··· DATA UNDER STUDY

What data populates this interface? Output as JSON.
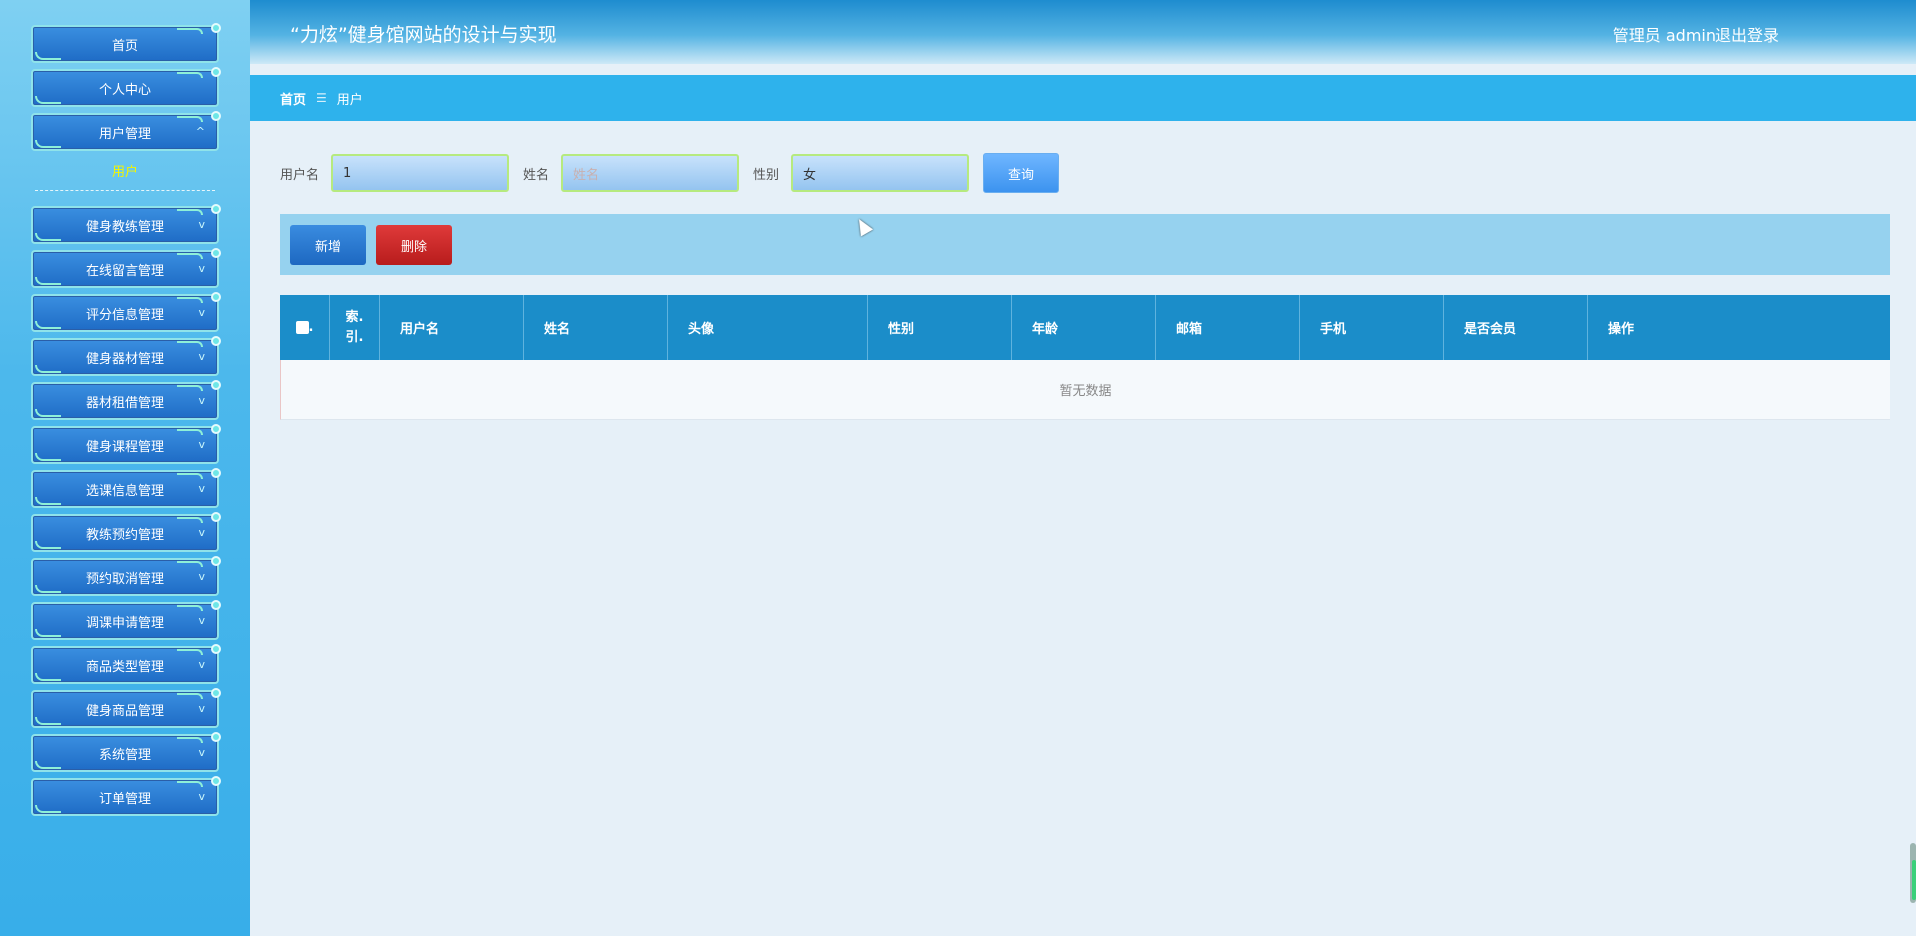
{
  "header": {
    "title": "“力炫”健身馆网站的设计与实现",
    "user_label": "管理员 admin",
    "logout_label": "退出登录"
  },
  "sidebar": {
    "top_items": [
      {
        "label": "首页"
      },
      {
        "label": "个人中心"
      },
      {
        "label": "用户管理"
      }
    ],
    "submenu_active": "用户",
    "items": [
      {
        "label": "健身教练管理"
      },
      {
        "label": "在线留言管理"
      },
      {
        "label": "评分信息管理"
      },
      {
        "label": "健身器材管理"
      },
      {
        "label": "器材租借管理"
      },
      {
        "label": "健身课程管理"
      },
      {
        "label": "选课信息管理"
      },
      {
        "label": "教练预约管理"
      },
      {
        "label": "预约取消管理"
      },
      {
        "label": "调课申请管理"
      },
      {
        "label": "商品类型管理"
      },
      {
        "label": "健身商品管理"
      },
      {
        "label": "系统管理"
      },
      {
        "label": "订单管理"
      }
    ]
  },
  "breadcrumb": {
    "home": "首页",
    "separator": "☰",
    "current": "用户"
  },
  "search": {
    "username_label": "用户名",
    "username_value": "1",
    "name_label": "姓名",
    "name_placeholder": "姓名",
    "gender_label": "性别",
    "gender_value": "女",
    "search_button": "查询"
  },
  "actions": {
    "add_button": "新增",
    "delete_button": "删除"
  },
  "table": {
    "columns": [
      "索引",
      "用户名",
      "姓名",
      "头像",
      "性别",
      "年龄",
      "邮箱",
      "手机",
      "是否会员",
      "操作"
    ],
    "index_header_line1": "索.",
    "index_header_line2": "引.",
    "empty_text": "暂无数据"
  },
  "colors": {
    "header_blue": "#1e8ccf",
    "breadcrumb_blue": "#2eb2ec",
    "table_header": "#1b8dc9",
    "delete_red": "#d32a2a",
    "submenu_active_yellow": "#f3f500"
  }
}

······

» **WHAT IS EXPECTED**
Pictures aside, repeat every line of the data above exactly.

» **REPLY TO THE TASK**
What data populates this interface? Output as JSON.
{
  "header": {
    "title": "“力炫”健身馆网站的设计与实现",
    "user_label": "管理员 admin",
    "logout_label": "退出登录"
  },
  "sidebar": {
    "top_items": [
      {
        "label": "首页"
      },
      {
        "label": "个人中心"
      },
      {
        "label": "用户管理"
      }
    ],
    "submenu_active": "用户",
    "items": [
      {
        "label": "健身教练管理"
      },
      {
        "label": "在线留言管理"
      },
      {
        "label": "评分信息管理"
      },
      {
        "label": "健身器材管理"
      },
      {
        "label": "器材租借管理"
      },
      {
        "label": "健身课程管理"
      },
      {
        "label": "选课信息管理"
      },
      {
        "label": "教练预约管理"
      },
      {
        "label": "预约取消管理"
      },
      {
        "label": "调课申请管理"
      },
      {
        "label": "商品类型管理"
      },
      {
        "label": "健身商品管理"
      },
      {
        "label": "系统管理"
      },
      {
        "label": "订单管理"
      }
    ]
  },
  "breadcrumb": {
    "home": "首页",
    "separator": "☰",
    "current": "用户"
  },
  "search": {
    "username_label": "用户名",
    "username_value": "1",
    "name_label": "姓名",
    "name_placeholder": "姓名",
    "gender_label": "性别",
    "gender_value": "女",
    "search_button": "查询"
  },
  "actions": {
    "add_button": "新增",
    "delete_button": "删除"
  },
  "table": {
    "columns": [
      "索引",
      "用户名",
      "姓名",
      "头像",
      "性别",
      "年龄",
      "邮箱",
      "手机",
      "是否会员",
      "操作"
    ],
    "index_header_line1": "索.",
    "index_header_line2": "引.",
    "empty_text": "暂无数据"
  },
  "colors": {
    "header_blue": "#1e8ccf",
    "breadcrumb_blue": "#2eb2ec",
    "table_header": "#1b8dc9",
    "delete_red": "#d32a2a",
    "submenu_active_yellow": "#f3f500"
  }
}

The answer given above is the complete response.